Copies of these rules and regulations are available to students in the Office of the Dean of Students, where staff members are available to assist students in interpreting the rules and regulations.

Incomplete Grade Policy

As per university policy, incomplete grades will be granted only for work unavoidably missed at the semester’s end and only if 70% of the course work has been completed. An incomplete grade must be resolved within eight (8) weeks from the first day of the subsequent long semester. If the required work to complete the course and to remove the incomplete grade is not submitted by the specified deadline, the incomplete grade is changed automatically to a grade of F.

Disability Services

The goal of Disability Services is to provide students with disabilities educational opportunities equal to those of their non-disabled peers. Disability Services is located in room 1.610 in the Student Union. Office hours are Monday and Thursday, 8:30 a.m. to 6:30 p.m.; Tuesday and Wednesday, 8:30 a.m. to 7:30 p.m.; and Friday, 8:30 a.m. to 5:30 p.m.

The contact information for the Office of Disability Services is:

The University of Texas at Dallas, SU 22 PO Box 830688 Richardson, Texas 75083-0688 (972) 883-2098 (voice or TTY)

Essentially, the law requires that colleges and universities make those reasonable adjustments necessary to eliminate discrimination on the basis of disability. For example, it may be necessary to remove classroom prohibitions against tape recorders or animals (in the case of dog guides) for students who are blind. Occasionally an assignment requirement may be substituted (for example, a research paper versus an oral presentation for a student who is hearing impaired). Classes enrolled students with mobility impairments may have to be rescheduled in accessible facilities. The college or university may need to provide special services such as registration, note-taking, or mobility assistance.

It is the student’s responsibility to notify his or her professors of the need for such an accommodation. Disability Services provides students with letters to present to faculty members to verify that the student has a disability and needs accommodations.
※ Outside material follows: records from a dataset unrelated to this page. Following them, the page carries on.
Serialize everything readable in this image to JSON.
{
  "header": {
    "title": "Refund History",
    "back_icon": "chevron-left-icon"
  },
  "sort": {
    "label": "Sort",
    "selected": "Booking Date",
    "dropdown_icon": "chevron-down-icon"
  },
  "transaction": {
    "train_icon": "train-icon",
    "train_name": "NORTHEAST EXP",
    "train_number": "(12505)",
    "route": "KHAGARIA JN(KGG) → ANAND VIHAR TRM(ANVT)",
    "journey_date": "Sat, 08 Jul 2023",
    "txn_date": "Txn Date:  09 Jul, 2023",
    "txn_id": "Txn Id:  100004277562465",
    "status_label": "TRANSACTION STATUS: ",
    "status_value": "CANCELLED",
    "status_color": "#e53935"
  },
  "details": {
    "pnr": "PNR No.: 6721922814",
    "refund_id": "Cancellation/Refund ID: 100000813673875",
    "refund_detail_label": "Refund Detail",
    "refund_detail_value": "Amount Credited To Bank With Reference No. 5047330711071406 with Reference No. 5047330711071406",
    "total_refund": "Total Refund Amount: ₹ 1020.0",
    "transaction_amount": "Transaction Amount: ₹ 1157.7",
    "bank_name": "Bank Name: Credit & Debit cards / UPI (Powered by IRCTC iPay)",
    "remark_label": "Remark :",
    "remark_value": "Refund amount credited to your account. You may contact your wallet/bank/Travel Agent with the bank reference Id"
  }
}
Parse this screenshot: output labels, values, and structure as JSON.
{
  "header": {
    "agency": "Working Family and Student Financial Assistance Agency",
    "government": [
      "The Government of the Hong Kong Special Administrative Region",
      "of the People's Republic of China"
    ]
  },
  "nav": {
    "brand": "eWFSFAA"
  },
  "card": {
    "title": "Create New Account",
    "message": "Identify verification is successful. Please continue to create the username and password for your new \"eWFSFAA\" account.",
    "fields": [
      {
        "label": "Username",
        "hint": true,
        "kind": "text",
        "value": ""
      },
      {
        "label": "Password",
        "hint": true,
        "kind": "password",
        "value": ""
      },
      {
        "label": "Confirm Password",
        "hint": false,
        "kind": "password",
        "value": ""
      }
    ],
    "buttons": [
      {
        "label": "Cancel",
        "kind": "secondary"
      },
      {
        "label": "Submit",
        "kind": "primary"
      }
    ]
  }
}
Individuals

requiring special accommodation should contact the professor after class or during office hours.

Religious Holy Days

The University of Texas at Dallas will excuse a student from class or other required activities for the travel to and observance of a religious holy day for a religion whose places of worship are exempt from property tax under Section 11.20, Tax Code, Texas Code Annotated.

The student is encouraged to notify the instructor or activity sponsor as soon as possible regarding the absence, preferably in advance of the assignment. The student, so excused, will be allowed to take the exam or complete the assignment within a reasonable time after the absence: a period equal to the length of the absence, up to a maximum of one week. A student who notifies the instructor and completes any missed exam or assignment may not be penalized for the absence. A student who fails to complete the exam or assignment within the prescribed period may receive a failing grade for that exam or assignment.

If a student or an instructor disagrees about the nature of the absence [i.e., for the purpose of observing a religious holy day] or if there is similar disagreement about whether the student has been given a reasonable time to complete any missed assignments or examinations, either the student or the instructor may request a ruling from the chief executive officer of the institution, or his or her designee. The chief executive officer or designee must take into account the legislative intent of TEC 51.911(b), and the student and instructor will abide by the decision of the chief executive officer or designee.

These descriptions and timelines are subject to change at the discretion of the Professor.